The Launch of the Maitland Institut
Somnyama Ngonyama | Zanele Muholi
Wednesday 15th February | 18h00
Unit 15, The Meat Factory, 372 Voortrekker Road
(parking entrance off Mowbray Street)
With the series Somnyama Ngonyama, I have decided to turn the camera on myself. In contrast to my life-long project of documenting members of my black LGBTI community in South Africa and beyond, one in which I normally have the privilege of witnessing participants’ presentation of themselves according to their own self-image, with this new work I have created portraits in which I am both participant and image-maker.
Somnyama Ngonyama (meaning ‘Hail, the Dark Lioness’) is an unflinchingly personal approach I have taken as a visual activist to confronting the politics of race and pigment in the photographic archive. It is a statement of self-presentation through portraiture. The entire series also relates to the concept of MaID (‘My Identity’) or, read differently, ‘maid’, the quotidian and demeaning name given to all subservient black women in South Africa.
Experimenting with different characters and archetypes, I have portrayed myself in highly stylised fashion using the performative and expressive language of theatre. The black face and its details become the focal point, forcing the viewer to question their desire to gaze at images of my black figure.
The visual variety depicted in the series references the histories of black and white fashion photography and of black and white portraiture.
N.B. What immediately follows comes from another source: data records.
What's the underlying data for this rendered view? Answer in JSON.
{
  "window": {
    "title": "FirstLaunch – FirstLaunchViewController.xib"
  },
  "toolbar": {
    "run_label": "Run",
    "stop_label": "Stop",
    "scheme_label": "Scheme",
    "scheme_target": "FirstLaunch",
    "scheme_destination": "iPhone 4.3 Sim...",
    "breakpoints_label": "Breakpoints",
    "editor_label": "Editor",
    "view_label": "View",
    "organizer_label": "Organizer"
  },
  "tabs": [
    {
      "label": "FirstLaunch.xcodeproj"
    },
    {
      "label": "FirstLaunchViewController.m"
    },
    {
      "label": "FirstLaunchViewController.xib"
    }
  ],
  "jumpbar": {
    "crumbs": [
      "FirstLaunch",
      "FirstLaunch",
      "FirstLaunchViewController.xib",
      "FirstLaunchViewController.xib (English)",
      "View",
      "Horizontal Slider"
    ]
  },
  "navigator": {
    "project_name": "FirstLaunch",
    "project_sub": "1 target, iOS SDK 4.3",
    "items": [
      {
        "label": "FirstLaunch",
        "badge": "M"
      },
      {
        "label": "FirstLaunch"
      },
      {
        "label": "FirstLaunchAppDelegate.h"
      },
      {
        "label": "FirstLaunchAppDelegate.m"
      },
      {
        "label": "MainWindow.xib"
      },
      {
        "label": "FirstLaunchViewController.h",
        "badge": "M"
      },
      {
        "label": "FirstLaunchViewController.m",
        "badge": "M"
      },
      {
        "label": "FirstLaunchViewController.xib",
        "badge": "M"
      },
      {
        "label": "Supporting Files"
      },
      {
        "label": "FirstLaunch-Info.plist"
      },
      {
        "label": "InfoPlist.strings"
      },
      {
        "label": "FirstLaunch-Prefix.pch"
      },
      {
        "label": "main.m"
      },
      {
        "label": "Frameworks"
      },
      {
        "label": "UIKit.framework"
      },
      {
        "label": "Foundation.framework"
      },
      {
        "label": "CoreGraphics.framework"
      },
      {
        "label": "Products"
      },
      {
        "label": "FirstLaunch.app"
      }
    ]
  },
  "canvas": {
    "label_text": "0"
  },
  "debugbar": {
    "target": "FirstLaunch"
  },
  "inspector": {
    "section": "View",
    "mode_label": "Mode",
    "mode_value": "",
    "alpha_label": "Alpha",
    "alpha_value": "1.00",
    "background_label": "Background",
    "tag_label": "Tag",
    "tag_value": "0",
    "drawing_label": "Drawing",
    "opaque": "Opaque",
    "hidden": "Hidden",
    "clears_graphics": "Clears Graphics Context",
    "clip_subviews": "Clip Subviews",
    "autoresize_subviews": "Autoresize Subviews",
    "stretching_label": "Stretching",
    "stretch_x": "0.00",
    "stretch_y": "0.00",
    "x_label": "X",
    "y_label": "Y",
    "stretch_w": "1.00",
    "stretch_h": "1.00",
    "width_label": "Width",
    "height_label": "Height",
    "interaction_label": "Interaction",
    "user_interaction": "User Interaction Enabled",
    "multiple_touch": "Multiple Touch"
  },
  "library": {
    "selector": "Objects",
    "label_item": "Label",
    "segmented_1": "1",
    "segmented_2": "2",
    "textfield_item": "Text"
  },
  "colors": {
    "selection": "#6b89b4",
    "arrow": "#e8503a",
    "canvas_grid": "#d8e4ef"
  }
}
Each and every photo captured in this series is a commentary on a specific event in South Africa’s political history, from the advent of the mining industry, to the fame or infamy of the ‘Black Madonna’, to the recent massacre of miners at Marikana; from family to society and back again.
By exaggerating the darkness of my skin tone, I’m reclaiming my blackness, which I feel is continuously performed by the privileged other. My reality is that I do not mimic being black; it is my skin, and the experience of being black is deeply entrenched in me. Just like our ancestors, we live as black people 365 days a year, and we should speak without fear. As Audre Lorde so eloquently put it in her poem, ‘A Litany for Survival’:
and when we speak we are afraid
our words will not be heard
but when we are silent
we are still afraid
So it is better to speak remembering we were never meant to survive
— Audre Lorde, The Black Unicorn: Poems
One of the realities that I face as a South African visual activist is being forced to make a living outside this country. For a project to be well executed I have to live on the road where most of the work in this series was produced – dashing from New York to Florence to Nottingham, then to Oslo and Liverpool, back home for a week in Johannesburg, and then off to Ann Arbor, Detroit and New York – as was the case over the past three months. This shuttling around sometimes make me feel disoriented, disconnected and almost homeless. The culturally dominant images of black women start to infiltrate my soul and function as a constant reminder that such images still inform how black women are perceived here and now. One way that I deal with this exoticised self/other is to exorcise those images through my photography.
These self-portraits have been captured in different continents: America, Africa and Europe; in the cities of Amsterdam, Charlottesville, Oslo, Umbria, Syracuse, New York, Malmo, Gothenburg, Johannesburg, Paris, Durban, London, Mayotte, Florence and Gaborone. My aim is to mark memories and connections I made with those places and through my interactions with people there. I created materials and used found objects that expressed my moods. All the materials utilised in the portraits have their own primary functions. I focused on senses such as hands touching and eyes penetrating (unsettling eye contact) while producing the work.
In Somnyama Ngonyama, I have embarked on a discomforting self-defining journey, rethinking the culture of the selfie, self-representation and self-expression. I have investigated how photographers can question and deal with the body as material or mix it with objects to further aestheticise black personhood. My abiding concern is, can photographers look at themselves and question who they are in society and the position/s that they hold, and maintain these roles thereafter?